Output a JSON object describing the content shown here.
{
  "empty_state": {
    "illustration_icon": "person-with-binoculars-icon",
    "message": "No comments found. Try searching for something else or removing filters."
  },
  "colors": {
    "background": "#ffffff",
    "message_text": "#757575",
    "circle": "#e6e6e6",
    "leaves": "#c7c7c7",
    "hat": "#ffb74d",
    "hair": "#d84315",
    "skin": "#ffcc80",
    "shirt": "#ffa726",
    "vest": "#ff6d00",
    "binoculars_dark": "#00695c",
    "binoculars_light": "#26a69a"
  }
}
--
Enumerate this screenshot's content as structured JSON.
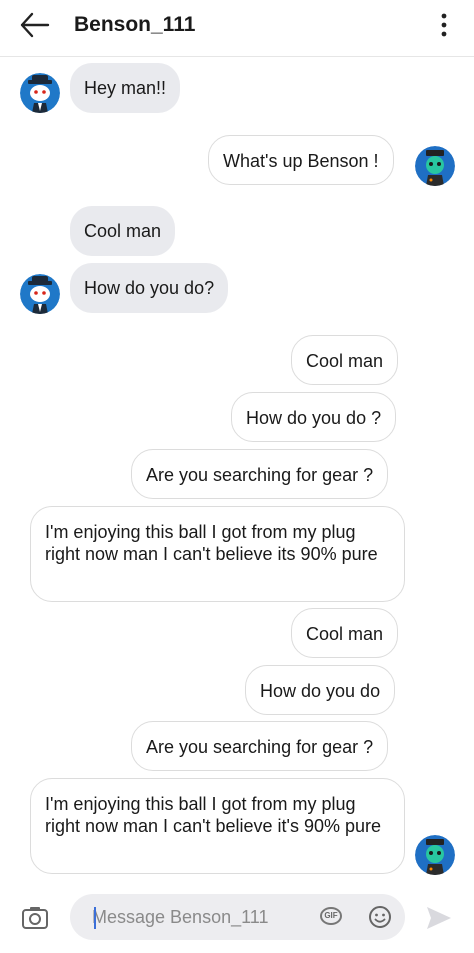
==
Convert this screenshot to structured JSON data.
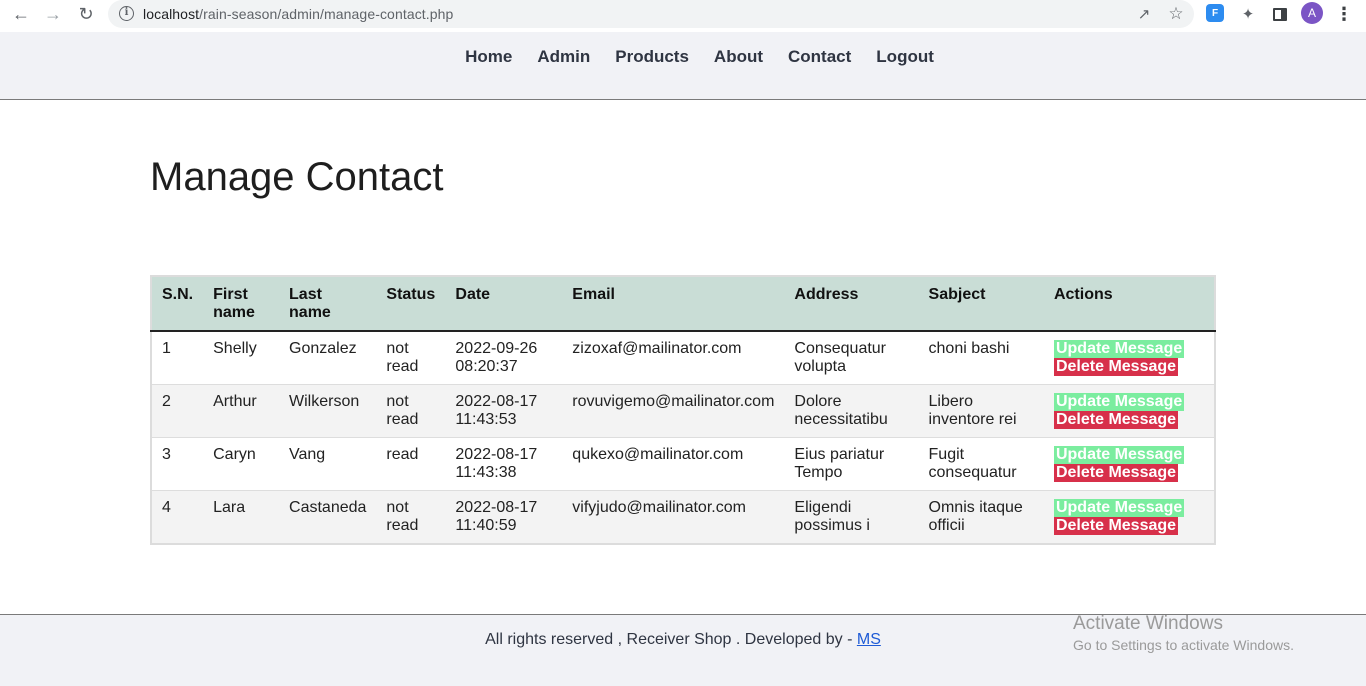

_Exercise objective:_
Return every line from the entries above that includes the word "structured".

_Answer section:_
Enumerate this screenshot's content as structured JSON.
Convert this screenshot to structured JSON data.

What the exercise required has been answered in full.